Null said the biggest problem with the backscatter machines may be their size.
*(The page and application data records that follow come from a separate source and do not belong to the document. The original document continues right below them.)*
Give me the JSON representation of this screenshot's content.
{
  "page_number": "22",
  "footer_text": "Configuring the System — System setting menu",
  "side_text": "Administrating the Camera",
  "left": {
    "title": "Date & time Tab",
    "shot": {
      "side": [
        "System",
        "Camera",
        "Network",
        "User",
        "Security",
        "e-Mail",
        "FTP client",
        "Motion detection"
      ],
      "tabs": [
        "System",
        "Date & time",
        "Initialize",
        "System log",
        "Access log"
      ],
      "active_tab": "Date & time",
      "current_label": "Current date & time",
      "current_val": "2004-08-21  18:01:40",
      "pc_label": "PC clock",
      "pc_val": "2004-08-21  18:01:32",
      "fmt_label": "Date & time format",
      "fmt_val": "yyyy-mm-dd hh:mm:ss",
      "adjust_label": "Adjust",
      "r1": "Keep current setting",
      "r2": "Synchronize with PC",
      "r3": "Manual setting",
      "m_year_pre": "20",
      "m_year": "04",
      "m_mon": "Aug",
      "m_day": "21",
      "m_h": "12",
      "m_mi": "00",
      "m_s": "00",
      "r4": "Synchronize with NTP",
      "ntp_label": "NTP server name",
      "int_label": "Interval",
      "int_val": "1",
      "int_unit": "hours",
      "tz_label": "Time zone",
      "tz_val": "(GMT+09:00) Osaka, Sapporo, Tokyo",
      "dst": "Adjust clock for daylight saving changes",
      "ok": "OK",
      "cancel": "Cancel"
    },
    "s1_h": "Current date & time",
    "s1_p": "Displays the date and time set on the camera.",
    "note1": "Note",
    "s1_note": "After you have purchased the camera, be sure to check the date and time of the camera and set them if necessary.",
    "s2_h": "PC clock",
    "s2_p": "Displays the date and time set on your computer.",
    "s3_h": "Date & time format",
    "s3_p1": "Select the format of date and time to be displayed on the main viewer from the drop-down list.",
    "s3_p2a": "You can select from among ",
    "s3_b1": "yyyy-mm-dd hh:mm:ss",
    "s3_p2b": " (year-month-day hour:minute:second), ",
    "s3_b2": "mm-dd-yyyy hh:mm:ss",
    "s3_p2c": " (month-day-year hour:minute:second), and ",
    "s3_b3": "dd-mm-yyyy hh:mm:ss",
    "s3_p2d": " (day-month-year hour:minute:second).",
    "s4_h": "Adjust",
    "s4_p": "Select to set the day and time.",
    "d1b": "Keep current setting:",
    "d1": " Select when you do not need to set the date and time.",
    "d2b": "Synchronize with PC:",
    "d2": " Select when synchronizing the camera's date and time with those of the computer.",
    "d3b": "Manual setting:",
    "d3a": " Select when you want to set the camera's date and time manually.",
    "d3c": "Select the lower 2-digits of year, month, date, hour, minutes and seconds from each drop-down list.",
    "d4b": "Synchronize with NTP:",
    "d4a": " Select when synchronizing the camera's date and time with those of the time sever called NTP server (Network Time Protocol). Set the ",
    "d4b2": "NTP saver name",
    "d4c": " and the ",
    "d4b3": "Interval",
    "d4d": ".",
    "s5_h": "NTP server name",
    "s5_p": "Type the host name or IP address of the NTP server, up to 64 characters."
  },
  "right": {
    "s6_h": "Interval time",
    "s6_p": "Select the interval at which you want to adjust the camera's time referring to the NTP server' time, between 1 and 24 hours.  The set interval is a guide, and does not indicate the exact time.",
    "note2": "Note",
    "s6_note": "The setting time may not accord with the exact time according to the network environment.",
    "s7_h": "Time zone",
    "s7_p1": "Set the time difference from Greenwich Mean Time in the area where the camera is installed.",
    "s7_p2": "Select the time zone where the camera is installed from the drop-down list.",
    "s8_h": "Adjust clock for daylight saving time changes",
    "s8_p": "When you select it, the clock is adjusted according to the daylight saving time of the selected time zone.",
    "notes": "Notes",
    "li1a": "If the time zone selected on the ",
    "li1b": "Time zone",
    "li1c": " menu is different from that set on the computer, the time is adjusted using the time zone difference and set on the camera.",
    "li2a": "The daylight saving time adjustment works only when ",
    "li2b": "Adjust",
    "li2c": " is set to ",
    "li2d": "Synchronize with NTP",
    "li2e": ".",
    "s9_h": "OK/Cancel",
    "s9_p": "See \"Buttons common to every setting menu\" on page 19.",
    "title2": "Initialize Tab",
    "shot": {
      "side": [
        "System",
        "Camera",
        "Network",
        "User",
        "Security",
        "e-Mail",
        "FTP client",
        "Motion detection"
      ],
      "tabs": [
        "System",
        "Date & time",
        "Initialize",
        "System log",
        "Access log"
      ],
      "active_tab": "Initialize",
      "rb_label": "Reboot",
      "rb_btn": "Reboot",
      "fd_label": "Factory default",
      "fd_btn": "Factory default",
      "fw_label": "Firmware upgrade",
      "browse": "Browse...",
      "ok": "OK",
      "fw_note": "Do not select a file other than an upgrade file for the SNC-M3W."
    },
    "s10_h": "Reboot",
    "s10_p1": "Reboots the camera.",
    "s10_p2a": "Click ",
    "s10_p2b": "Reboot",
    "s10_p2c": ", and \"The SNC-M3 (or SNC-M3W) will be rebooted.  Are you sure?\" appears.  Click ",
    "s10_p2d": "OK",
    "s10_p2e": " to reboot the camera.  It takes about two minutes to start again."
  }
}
One version, the BodySearch system made by Billerica, Mass.-based American Science & Engineering is about 4-feet by 7-feet by 10-feet - awfully big for an airport lobby, Null said.

Another system made by Hawthorne, Calif.-based OSI Systems is more compact.


On the Net:

Transportation Security Administration:


Airport eye scanners for members { December 1 2003 }
Airport screeners may get xray vision
Asia using electronic devices for purchasing { September 30 2007 }
Britain tests car satellite control device { July 3 2005 }
Britian fingerprint
California tries tax by mile with car tracking { November 16 2004 }
Carjacking tracked high tech { July 17 2003 }
Chase introduces radio microchip payments { May 19 2005 }
Clone born soon
Consumer database { November 21 2002 }
E big brother { April 18 2002 }
Eye recognition { April 21 2003 }
Fbi prepares vast database of biometrics { December 22 2007 }
Finger prints { May 15 2002 }
Fingerprint checks
Fingerprint jeffco { October 2 2002 }
Gene precrime
Government tracks laser printer documents { November 22 2004 }
Hi tech security { September 24 2002 }
Iao [gif]
IAO [jpg]
Ibm asci purple { November 19 2002 }
Ibm ascii purple 290m
Ibm jumps on rfid bandwagon { September 16 2003 }
Internet e dna
Iris scanning airport
Iris scanning being at german airport { February 13 2004 }
LAPD studies facial recognition software { December 26 2004 }
Laser star wars
Library id
Nasa denies { August 20 2002 }
Nasa mind read
National geospatial agency watching americans from space
New jersey school institutes iris scanning
New life weapon { November 21 2002 }
Nima spy satellite { December 15 2002 }
Nonlethal weapons
People zapper { November 3 2002 }
Police use iris scan to track kids
Radio tag track consumers products
Retailers experiment with biometric payment { June 9 2005 }
Satellite tracking cars { June 8 2003 }
Scan eyes { November 14 2002 }
Sleeping weapons
Space images tracking you { May 18 2003 }
Speed cameras { September 22 2002 }
Supermarket chain uses fingerprinting { March 4 2004 }
Surveillance identifies walking style { May 19 2003 }
Tampa scraps facial recognition
Thumb print { July 23 2002 }
Toxic sensors newyork

Files Listed: 51


CIA FOIA Archive

National Security
Support one-state solution for Israel and Palestine Tea Party bumper stickers JFK for Dummies, The Assassination made simple